BEGIN GIVEN ENTRIES
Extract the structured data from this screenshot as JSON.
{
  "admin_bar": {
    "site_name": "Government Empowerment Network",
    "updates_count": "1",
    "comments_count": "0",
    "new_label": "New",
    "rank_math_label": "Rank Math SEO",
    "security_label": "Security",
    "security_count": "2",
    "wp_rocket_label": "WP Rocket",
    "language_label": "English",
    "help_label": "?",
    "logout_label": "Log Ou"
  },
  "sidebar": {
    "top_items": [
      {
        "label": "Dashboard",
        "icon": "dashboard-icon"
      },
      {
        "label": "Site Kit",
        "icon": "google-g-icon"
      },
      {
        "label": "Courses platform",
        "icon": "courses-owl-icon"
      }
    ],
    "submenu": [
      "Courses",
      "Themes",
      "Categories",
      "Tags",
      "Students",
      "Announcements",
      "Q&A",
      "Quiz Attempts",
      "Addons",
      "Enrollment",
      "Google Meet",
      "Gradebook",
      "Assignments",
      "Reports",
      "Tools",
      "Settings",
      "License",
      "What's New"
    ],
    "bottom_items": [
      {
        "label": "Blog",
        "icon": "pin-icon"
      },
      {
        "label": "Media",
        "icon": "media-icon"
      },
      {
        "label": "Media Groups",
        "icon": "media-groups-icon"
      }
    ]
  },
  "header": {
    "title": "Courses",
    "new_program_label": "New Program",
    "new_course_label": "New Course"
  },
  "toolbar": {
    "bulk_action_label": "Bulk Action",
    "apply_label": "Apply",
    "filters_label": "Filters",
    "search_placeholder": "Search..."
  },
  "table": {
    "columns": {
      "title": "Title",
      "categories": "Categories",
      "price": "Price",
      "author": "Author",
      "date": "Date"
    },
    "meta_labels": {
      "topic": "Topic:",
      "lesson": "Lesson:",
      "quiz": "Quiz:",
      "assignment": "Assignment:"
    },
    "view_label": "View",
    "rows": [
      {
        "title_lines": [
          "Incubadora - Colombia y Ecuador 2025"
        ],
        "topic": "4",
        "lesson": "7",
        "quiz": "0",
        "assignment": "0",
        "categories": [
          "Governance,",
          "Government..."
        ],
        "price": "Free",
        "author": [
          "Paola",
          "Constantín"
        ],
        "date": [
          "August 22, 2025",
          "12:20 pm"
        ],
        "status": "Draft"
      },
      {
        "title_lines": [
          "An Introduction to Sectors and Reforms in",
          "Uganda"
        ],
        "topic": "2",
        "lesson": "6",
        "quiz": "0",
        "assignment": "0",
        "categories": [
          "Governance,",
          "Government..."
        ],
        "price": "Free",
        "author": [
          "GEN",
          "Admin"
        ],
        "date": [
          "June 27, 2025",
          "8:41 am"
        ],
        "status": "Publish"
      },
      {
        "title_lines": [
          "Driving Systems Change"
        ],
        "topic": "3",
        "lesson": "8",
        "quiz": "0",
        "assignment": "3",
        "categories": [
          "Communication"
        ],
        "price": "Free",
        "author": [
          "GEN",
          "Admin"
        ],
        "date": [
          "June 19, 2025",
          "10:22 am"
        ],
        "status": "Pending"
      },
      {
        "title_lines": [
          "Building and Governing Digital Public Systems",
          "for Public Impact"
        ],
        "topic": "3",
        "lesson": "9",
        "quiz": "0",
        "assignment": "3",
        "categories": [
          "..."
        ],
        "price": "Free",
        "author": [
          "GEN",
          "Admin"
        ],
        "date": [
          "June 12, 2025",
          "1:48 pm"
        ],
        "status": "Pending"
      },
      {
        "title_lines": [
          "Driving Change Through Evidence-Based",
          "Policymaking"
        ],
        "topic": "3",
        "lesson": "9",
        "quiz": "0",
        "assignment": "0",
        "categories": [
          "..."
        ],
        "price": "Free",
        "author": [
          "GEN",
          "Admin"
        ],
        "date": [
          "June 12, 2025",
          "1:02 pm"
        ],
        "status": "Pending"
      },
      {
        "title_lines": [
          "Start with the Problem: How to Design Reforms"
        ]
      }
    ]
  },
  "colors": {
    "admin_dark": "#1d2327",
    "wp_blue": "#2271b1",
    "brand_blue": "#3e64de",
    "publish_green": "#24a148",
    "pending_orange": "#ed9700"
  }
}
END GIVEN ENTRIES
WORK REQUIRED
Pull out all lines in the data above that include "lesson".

TASK RESULT
      "lesson": "Lesson:",
        "lesson": "7",
        "lesson": "6",
        "lesson": "8",
        "lesson": "9",
        "lesson": "9",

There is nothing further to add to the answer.